→ SUPPLIED ENTRIES:
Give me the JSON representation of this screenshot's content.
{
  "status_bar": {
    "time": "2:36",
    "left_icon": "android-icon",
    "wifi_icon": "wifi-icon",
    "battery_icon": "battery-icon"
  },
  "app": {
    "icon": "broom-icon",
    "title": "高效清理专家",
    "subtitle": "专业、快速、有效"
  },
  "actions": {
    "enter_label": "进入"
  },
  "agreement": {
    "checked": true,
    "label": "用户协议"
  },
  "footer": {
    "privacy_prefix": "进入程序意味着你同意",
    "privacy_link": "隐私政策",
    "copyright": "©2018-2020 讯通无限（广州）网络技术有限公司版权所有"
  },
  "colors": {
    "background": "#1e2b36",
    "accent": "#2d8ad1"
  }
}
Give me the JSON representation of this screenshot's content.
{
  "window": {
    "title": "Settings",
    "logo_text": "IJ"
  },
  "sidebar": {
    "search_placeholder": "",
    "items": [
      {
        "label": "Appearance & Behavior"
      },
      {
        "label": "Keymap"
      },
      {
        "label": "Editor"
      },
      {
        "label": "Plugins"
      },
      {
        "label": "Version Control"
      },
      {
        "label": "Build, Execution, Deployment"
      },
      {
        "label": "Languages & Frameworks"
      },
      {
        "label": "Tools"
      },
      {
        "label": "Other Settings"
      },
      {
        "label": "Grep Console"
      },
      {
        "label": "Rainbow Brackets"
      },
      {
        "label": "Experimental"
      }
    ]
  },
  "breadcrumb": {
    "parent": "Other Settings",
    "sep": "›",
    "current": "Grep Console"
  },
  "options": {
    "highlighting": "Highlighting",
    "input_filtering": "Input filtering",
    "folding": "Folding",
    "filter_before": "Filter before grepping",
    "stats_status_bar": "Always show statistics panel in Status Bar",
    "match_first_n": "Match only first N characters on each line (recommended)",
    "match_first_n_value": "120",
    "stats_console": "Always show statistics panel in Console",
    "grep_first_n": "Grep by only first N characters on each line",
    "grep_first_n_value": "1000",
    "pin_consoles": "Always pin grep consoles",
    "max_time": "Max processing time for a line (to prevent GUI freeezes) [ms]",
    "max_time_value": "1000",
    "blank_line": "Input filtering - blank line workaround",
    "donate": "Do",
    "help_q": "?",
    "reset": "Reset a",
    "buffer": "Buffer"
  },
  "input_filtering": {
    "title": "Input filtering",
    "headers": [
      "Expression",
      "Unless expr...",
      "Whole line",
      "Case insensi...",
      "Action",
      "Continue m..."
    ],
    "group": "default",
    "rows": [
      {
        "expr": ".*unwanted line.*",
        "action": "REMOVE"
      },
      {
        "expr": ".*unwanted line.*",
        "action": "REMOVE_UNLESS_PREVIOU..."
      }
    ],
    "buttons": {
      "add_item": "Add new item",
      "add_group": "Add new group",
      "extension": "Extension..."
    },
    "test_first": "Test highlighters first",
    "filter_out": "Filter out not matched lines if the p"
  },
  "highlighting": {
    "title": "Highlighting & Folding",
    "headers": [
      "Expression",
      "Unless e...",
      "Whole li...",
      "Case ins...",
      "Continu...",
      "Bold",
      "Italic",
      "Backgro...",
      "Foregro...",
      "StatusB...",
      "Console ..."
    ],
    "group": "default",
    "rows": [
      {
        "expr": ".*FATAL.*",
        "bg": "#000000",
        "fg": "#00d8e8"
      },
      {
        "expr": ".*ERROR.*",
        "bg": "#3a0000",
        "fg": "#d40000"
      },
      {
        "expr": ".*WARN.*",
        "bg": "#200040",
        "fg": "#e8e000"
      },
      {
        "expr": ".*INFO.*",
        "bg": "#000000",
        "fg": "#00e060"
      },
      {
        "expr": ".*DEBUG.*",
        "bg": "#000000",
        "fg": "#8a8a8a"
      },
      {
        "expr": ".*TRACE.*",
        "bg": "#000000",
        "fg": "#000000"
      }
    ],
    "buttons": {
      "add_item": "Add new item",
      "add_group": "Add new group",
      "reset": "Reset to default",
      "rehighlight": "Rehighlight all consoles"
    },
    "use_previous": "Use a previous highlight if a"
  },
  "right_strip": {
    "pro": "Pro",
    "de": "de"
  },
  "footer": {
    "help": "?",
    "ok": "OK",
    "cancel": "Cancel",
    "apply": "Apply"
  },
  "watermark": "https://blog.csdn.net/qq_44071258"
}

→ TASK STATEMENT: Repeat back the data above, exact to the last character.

→ RESPONSE TO THIS EXERCISE:
Give me the JSON representation of this screenshot's content.
{
  "status_bar": {
    "time": "2:36",
    "left_icon": "android-icon",
    "wifi_icon": "wifi-icon",
    "battery_icon": "battery-icon"
  },
  "app": {
    "icon": "broom-icon",
    "title": "高效清理专家",
    "subtitle": "专业、快速、有效"
  },
  "actions": {
    "enter_label": "进入"
  },
  "agreement": {
    "checked": true,
    "label": "用户协议"
  },
  "footer": {
    "privacy_prefix": "进入程序意味着你同意",
    "privacy_link": "隐私政策",
    "copyright": "©2018-2020 讯通无限（广州）网络技术有限公司版权所有"
  },
  "colors": {
    "background": "#1e2b36",
    "accent": "#2d8ad1"
  }
}
Give me the JSON representation of this screenshot's content.
{
  "window": {
    "title": "Settings",
    "logo_text": "IJ"
  },
  "sidebar": {
    "search_placeholder": "",
    "items": [
      {
        "label": "Appearance & Behavior"
      },
      {
        "label": "Keymap"
      },
      {
        "label": "Editor"
      },
      {
        "label": "Plugins"
      },
      {
        "label": "Version Control"
      },
      {
        "label": "Build, Execution, Deployment"
      },
      {
        "label": "Languages & Frameworks"
      },
      {
        "label": "Tools"
      },
      {
        "label": "Other Settings"
      },
      {
        "label": "Grep Console"
      },
      {
        "label": "Rainbow Brackets"
      },
      {
        "label": "Experimental"
      }
    ]
  },
  "breadcrumb": {
    "parent": "Other Settings",
    "sep": "›",
    "current": "Grep Console"
  },
  "options": {
    "highlighting": "Highlighting",
    "input_filtering": "Input filtering",
    "folding": "Folding",
    "filter_before": "Filter before grepping",
    "stats_status_bar": "Always show statistics panel in Status Bar",
    "match_first_n": "Match only first N characters on each line (recommended)",
    "match_first_n_value": "120",
    "stats_console": "Always show statistics panel in Console",
    "grep_first_n": "Grep by only first N characters on each line",
    "grep_first_n_value": "1000",
    "pin_consoles": "Always pin grep consoles",
    "max_time": "Max processing time for a line (to prevent GUI freeezes) [ms]",
    "max_time_value": "1000",
    "blank_line": "Input filtering - blank line workaround",
    "donate": "Do",
    "help_q": "?",
    "reset": "Reset a",
    "buffer": "Buffer"
  },
  "input_filtering": {
    "title": "Input filtering",
    "headers": [
      "Expression",
      "Unless expr...",
      "Whole line",
      "Case insensi...",
      "Action",
      "Continue m..."
    ],
    "group": "default",
    "rows": [
      {
        "expr": ".*unwanted line.*",
        "action": "REMOVE"
      },
      {
        "expr": ".*unwanted line.*",
        "action": "REMOVE_UNLESS_PREVIOU..."
      }
    ],
    "buttons": {
      "add_item": "Add new item",
      "add_group": "Add new group",
      "extension": "Extension..."
    },
    "test_first": "Test highlighters first",
    "filter_out": "Filter out not matched lines if the p"
  },
  "highlighting": {
    "title": "Highlighting & Folding",
    "headers": [
      "Expression",
      "Unless e...",
      "Whole li...",
      "Case ins...",
      "Continu...",
      "Bold",
      "Italic",
      "Backgro...",
      "Foregro...",
      "StatusB...",
      "Console ..."
    ],
    "group": "default",
    "rows": [
      {
        "expr": ".*FATAL.*",
        "bg": "#000000",
        "fg": "#00d8e8"
      },
      {
        "expr": ".*ERROR.*",
        "bg": "#3a0000",
        "fg": "#d40000"
      },
      {
        "expr": ".*WARN.*",
        "bg": "#200040",
        "fg": "#e8e000"
      },
      {
        "expr": ".*INFO.*",
        "bg": "#000000",
        "fg": "#00e060"
      },
      {
        "expr": ".*DEBUG.*",
        "bg": "#000000",
        "fg": "#8a8a8a"
      },
      {
        "expr": ".*TRACE.*",
        "bg": "#000000",
        "fg": "#000000"
      }
    ],
    "buttons": {
      "add_item": "Add new item",
      "add_group": "Add new group",
      "reset": "Reset to default",
      "rehighlight": "Rehighlight all consoles"
    },
    "use_previous": "Use a previous highlight if a"
  },
  "right_strip": {
    "pro": "Pro",
    "de": "de"
  },
  "footer": {
    "help": "?",
    "ok": "OK",
    "cancel": "Cancel",
    "apply": "Apply"
  },
  "watermark": "https://blog.csdn.net/qq_44071258"
}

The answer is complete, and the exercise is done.